Once on the VDI the user experience is very good, with no noticeable delay and as I am typing this blog there has been no pauses or delays to every character appearing as I type them. The actual experience is indistinguishable from having a full local device. This is particularly impressive seeing as I am located in the UK and I am accessing my VM that is located in our South Central US Azure region which is nearly 5000 miles away.

Now if you have worked in this space you may well remember two other devices that did the same thing - definitely in the past tense! The first was the Motorola Atrix, which required a dock to place the phone into and also connect cables to for the monitor, keyboard and mouse. Whilst it was pretty small it was still too clunky to carry around. This meant that the dock was left on the desk. This in turn meant that whilst the mobile phone was a mobile device - accessing your VDI from that device required you to be back at your desk, which worked fine but tied you to that desk, so you weren't able to be fully mobile and productive.

Following later Microsoft released a device called Continuum which was an improvement on the Atrix but still suffered the same issue of people not wanting to carry the hardware device around with them.

Whereas the Samsung Dex requirement is just one HDMI cable, which is about the same size as a USB charging cable and thus no problem to put in a bag and carry around. This means that you can be fully mobile and able to connect into your VDI session anywhere at any time - you just need to have a monitor or TV available.
Now you do also need a Bluetooth keyboard and mouse, but i'm sure everyone who carries a laptop also carries a Bluetooth mouse, and it takes all of about 20 seconds to connect a mouse to the phone, so people could quite easily carry the one mouse and connect to their phone when needed. Plus you need a Bluetooth keyboard of which their is a plethora of them about. But in terms of size Microsoft have a Universal folding keyboard that is so small anyone can chuck it into their work bag.

What this results in, is that all I need to carry around is the phone that I would have with me anyway, a mouse that I always have in my bag, an additional cable which is nothing and this small keyboard. My bag doesn't notice the difference.

Which when in use looks like:


Another nice feature is that the phone application will launch over the top of the VDI session allowing you to handle the call, and if you answer defaults into speaker mode so you don't need to pick it up

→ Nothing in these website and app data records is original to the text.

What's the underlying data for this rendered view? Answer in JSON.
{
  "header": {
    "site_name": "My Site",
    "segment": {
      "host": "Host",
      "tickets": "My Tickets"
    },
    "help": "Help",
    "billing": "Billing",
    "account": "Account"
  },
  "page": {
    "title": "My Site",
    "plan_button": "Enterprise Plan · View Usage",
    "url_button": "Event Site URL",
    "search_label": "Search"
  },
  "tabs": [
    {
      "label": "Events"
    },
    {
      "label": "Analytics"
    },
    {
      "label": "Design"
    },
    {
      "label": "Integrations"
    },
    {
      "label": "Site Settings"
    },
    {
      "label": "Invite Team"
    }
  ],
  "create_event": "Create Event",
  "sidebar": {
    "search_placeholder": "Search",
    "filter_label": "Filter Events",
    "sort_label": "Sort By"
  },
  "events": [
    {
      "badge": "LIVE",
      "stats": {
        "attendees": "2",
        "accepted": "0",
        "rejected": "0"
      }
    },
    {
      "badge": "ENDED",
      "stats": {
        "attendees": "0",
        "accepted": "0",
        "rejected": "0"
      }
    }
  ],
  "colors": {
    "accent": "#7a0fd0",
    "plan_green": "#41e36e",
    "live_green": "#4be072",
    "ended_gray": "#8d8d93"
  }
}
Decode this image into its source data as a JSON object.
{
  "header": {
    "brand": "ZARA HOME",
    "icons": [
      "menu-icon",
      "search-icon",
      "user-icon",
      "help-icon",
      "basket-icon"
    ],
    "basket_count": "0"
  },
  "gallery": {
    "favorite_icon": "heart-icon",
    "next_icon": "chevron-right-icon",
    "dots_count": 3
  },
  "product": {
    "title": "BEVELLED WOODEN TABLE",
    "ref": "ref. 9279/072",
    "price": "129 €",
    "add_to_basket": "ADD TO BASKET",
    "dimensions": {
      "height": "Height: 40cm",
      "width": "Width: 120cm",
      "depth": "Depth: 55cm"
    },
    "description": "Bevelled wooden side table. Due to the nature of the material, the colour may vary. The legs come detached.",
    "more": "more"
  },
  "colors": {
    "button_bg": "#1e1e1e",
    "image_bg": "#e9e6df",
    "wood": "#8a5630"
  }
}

Whilst you get a larger window if you are back in the DeX desktop application:


The other item that is worth noting is the price. In my case I picked an N-Series VM which is one of the more expensive VM's due to the nVidia Tesla M60 GPU within the host.
The specific VM is an NV6 in the South Central US Azure region. The NV6 VM has six vcpu's, 56GB of RAM and the one M60 GPU.

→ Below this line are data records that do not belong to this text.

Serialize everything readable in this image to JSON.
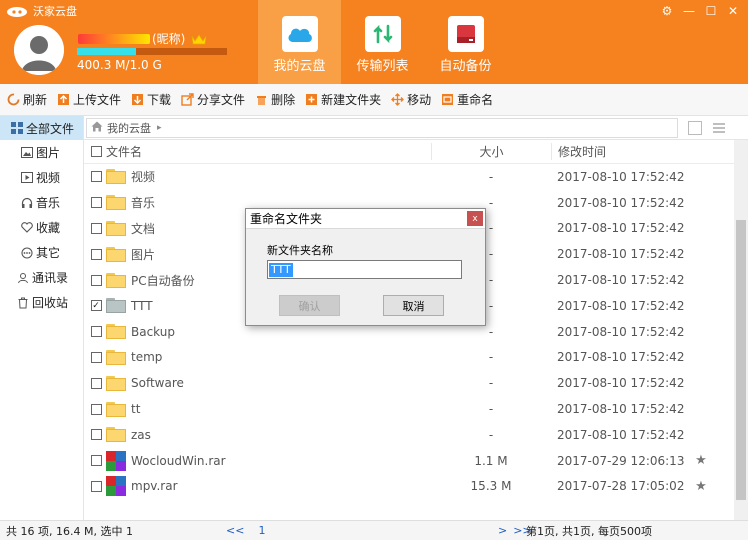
{
  "app": {
    "title": "沃家云盘"
  },
  "window_controls": {
    "settings": "⚙",
    "minimize": "—",
    "maximize": "☐",
    "close": "✕"
  },
  "user": {
    "nickname_suffix": "(昵称)",
    "quota_text": "400.3 M/1.0 G",
    "quota_fraction": 0.39
  },
  "nav": {
    "tabs": [
      {
        "label": "我的云盘",
        "icon": "cloud-icon",
        "active": true
      },
      {
        "label": "传输列表",
        "icon": "transfer-icon",
        "active": false
      },
      {
        "label": "自动备份",
        "icon": "backup-icon",
        "active": false
      }
    ]
  },
  "toolbar": {
    "refresh": "刷新",
    "upload": "上传文件",
    "download": "下载",
    "share": "分享文件",
    "delete": "删除",
    "new_folder": "新建文件夹",
    "move": "移动",
    "rename": "重命名"
  },
  "sidebar": {
    "all_files": "全部文件",
    "pictures": "图片",
    "videos": "视频",
    "music": "音乐",
    "favorites": "收藏",
    "others": "其它",
    "contacts": "通讯录",
    "recycle": "回收站"
  },
  "path": {
    "root": "我的云盘"
  },
  "columns": {
    "name": "文件名",
    "size": "大小",
    "date": "修改时间"
  },
  "files": [
    {
      "name": "视频",
      "type": "folder",
      "size": "-",
      "date": "2017-08-10 17:52:42"
    },
    {
      "name": "音乐",
      "type": "folder",
      "size": "-",
      "date": "2017-08-10 17:52:42"
    },
    {
      "name": "文档",
      "type": "folder",
      "size": "-",
      "date": "2017-08-10 17:52:42"
    },
    {
      "name": "图片",
      "type": "folder",
      "size": "-",
      "date": "2017-08-10 17:52:42"
    },
    {
      "name": "PC自动备份",
      "type": "folder",
      "size": "-",
      "date": "2017-08-10 17:52:42"
    },
    {
      "name": "TTT",
      "type": "folder-grey",
      "size": "-",
      "date": "2017-08-10 17:52:42",
      "checked": true
    },
    {
      "name": "Backup",
      "type": "folder",
      "size": "-",
      "date": "2017-08-10 17:52:42"
    },
    {
      "name": "temp",
      "type": "folder",
      "size": "-",
      "date": "2017-08-10 17:52:42"
    },
    {
      "name": "Software",
      "type": "folder",
      "size": "-",
      "date": "2017-08-10 17:52:42"
    },
    {
      "name": "tt",
      "type": "folder",
      "size": "-",
      "date": "2017-08-10 17:52:42"
    },
    {
      "name": "zas",
      "type": "folder",
      "size": "-",
      "date": "2017-08-10 17:52:42"
    },
    {
      "name": "WocloudWin.rar",
      "type": "rar",
      "size": "1.1 M",
      "date": "2017-07-29 12:06:13",
      "starred": true
    },
    {
      "name": "mpv.rar",
      "type": "rar",
      "size": "15.3 M",
      "date": "2017-07-28 17:05:02",
      "starred": true
    }
  ],
  "status": {
    "summary": "共 16 项, 16.4 M, 选中 1",
    "prev": "<<",
    "prev_one": "<",
    "page": "1",
    "next_one": ">",
    "next": ">>",
    "page_info": "第1页, 共1页, 每页500项"
  },
  "dialog": {
    "title": "重命名文件夹",
    "label": "新文件夹名称",
    "value": "TTT",
    "ok": "确认",
    "cancel": "取消"
  },
  "colors": {
    "header": "#f5821f",
    "active_tab": "#f9a046",
    "sidebar_active": "#cde6f7",
    "link": "#1f5fbf"
  }
}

With three years Reserved Instances and Azure Hybrid Use Benefits applied the VM costs £0.4523 per hour to run. But this VM should support up to 36 "light" users, which gives a price per user per hour of just £0.013p. 

As mentioned the N-Series are quite bespoke for specific workloads and probably not all that common in VDI environments. The D series VM's are better for this workload. The generally recommended VM for multi-session Windows 10 VM's is the D8s_V3. This VM has 8 vcpu's and 32 GB of RAM and again with three years Reserved Instances and Azure Hybrid Use Benefits applied the VM costs £0.1346/hour in the South Central US Region. This VM supports 48 "light" users which gives a price per user per hour of just £0.0028.

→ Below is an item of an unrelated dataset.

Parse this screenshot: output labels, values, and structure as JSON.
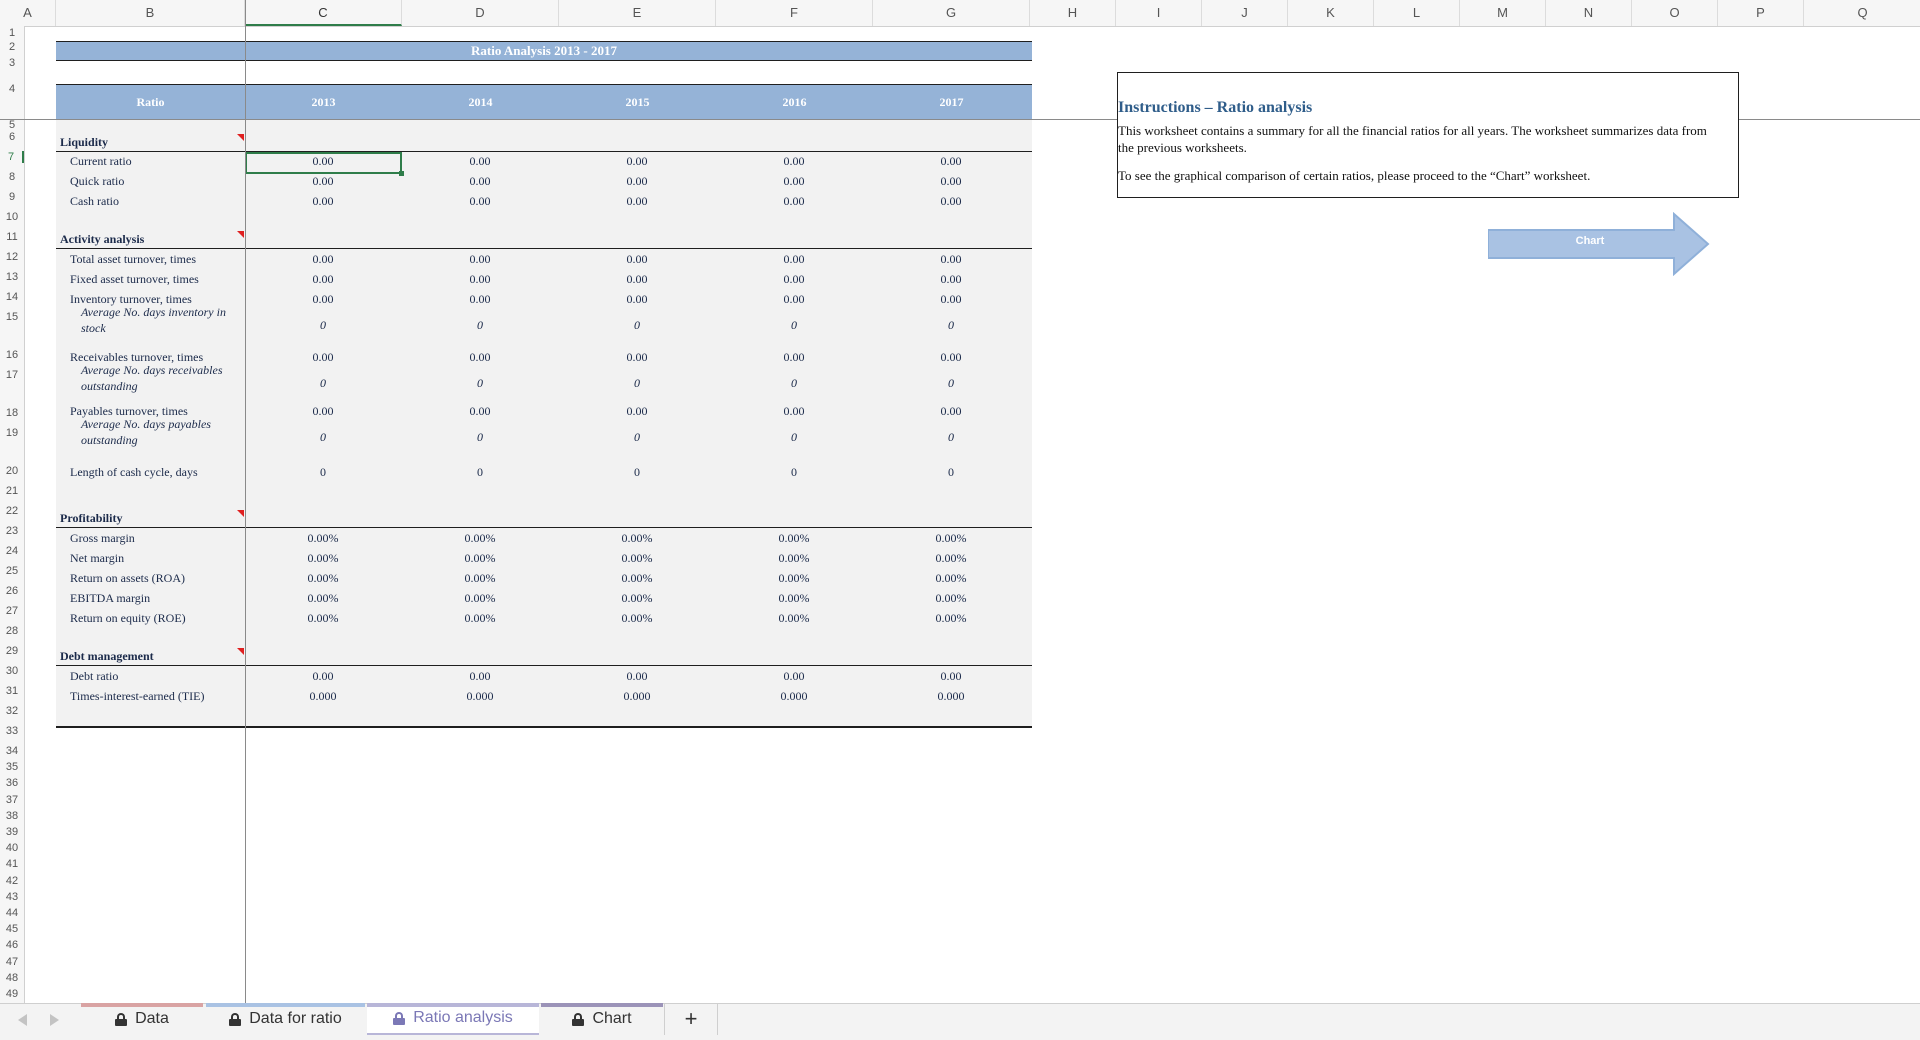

Pricing for these is listed here in the context of Windows Virtual Desktop providing typical scenarios: https://azure.microsoft.com/en-us/pricing/details/virtual-desktop/


To get started in the Windows Virtual Desktop preview you can follow this documentation:  https://docs.microsoft.com/en-us/azure/virtual-desktop/overview

No comments:

Post a Comment